Estate planning may include documentation of your wishes concerning the distribution of your estate after your death; provisions for your health care decisions during your lifetime in the event that you  are unable to make decisions for yourself; and appointment of an Attorney-in-Fact to act under a Power of Attorney during your lifetime in the circumstances you set forth in that document, in the event that you cannot make business decisions for yourself or in the event that you choose to have that person act on your behalf for other reasons.

In preparing your will, you will need to list your assets for informational purposes, including identification of the asset; estimated value; name(s) owned in.  Some of your assets may pass by operation of law to a named beneficiary or joint owner.  Others will pass by will to those named therein, and will require filing with the probate court and the probate process.  The list will assist you in making decisions about your estate. It is not usually necessary to name each item you own in your will.  It is necessary to name specifically devised or bequeathed items.
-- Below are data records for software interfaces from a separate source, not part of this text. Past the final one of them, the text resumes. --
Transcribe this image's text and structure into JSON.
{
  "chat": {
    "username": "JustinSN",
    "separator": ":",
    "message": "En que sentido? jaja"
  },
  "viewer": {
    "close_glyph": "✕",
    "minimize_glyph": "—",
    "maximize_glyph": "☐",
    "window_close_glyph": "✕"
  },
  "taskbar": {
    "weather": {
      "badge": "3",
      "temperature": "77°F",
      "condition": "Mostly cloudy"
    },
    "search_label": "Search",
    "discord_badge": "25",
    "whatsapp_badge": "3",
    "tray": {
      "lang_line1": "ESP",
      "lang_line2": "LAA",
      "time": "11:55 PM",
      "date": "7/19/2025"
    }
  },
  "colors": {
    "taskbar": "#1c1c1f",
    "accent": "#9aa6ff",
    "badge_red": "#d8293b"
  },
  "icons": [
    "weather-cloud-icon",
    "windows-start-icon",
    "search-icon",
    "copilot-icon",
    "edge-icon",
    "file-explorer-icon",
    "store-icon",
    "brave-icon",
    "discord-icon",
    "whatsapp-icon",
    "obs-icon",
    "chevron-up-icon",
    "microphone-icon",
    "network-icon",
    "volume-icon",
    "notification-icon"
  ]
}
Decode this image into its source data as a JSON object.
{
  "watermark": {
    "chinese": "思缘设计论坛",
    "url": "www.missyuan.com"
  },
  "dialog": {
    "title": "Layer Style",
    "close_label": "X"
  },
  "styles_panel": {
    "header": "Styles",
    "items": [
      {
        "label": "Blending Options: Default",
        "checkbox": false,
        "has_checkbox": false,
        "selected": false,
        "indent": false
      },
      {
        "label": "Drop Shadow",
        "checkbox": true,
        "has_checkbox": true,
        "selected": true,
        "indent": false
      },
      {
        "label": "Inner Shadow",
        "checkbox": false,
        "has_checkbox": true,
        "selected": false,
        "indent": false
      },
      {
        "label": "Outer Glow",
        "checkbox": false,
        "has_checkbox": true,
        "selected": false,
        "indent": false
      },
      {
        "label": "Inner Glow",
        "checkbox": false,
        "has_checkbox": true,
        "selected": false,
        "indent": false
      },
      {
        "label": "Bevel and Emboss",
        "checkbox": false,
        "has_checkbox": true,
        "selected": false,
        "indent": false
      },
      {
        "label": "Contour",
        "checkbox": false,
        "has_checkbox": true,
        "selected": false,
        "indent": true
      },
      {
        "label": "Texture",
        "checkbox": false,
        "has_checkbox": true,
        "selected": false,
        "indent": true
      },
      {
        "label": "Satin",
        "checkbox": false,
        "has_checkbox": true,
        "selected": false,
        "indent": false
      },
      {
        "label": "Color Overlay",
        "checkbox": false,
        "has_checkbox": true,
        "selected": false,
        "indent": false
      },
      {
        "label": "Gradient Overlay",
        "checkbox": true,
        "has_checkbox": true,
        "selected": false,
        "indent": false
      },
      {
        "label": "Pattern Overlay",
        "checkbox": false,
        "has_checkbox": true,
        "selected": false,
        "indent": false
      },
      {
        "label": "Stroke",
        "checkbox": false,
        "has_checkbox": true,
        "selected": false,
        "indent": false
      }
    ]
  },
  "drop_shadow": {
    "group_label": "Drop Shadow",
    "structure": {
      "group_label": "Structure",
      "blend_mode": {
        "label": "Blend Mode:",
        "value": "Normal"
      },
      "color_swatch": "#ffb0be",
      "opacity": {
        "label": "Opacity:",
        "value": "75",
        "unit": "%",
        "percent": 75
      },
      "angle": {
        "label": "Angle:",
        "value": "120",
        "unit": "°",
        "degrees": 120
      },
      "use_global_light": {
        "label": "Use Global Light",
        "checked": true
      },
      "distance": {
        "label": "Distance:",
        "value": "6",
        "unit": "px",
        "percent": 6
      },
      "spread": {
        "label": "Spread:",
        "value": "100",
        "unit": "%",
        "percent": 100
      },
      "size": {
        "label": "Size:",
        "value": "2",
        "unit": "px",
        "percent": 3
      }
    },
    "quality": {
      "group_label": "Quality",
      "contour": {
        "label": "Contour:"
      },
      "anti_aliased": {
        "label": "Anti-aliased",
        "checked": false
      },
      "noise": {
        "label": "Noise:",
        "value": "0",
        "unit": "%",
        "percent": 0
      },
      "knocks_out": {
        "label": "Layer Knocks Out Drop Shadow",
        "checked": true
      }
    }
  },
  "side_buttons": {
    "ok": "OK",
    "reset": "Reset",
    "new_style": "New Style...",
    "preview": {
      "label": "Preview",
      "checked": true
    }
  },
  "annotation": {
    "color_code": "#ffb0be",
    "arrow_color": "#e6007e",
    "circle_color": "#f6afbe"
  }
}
Keep in mind the your debts will need to be paid out of your estate before bequests or devises in your will can take effect.

In your will you will designate beneficiaries you devise or bequeath certain property or types of property to.  You will designate a trusted family member, friend, or professional, to administer the estate on your behalf.  You may name a guardian for minor children in the event your spouse has predeceased you or died simultaneously with you.  A will is required by law to be disclosed.  A will is not effective until it is admitted to probate in the Probate Court.  Once a person passes away, a power of attorney cannot be used and is no longer valid.

In certain instances, and for particular reasons, your attorney may recommend that you place property in a Trust, either during your lifetime or upon your death.  This is an issue that will depend upon the circumstances of your estate and is not helpful for everyone.  Trusts may be preferred for privacy; may be helpful for tax minimization; may ease the administration of an estate after one’s death; may preserve property for the disabled, or for minors.  These are different types of trusts and require the advice and assistance of a professional.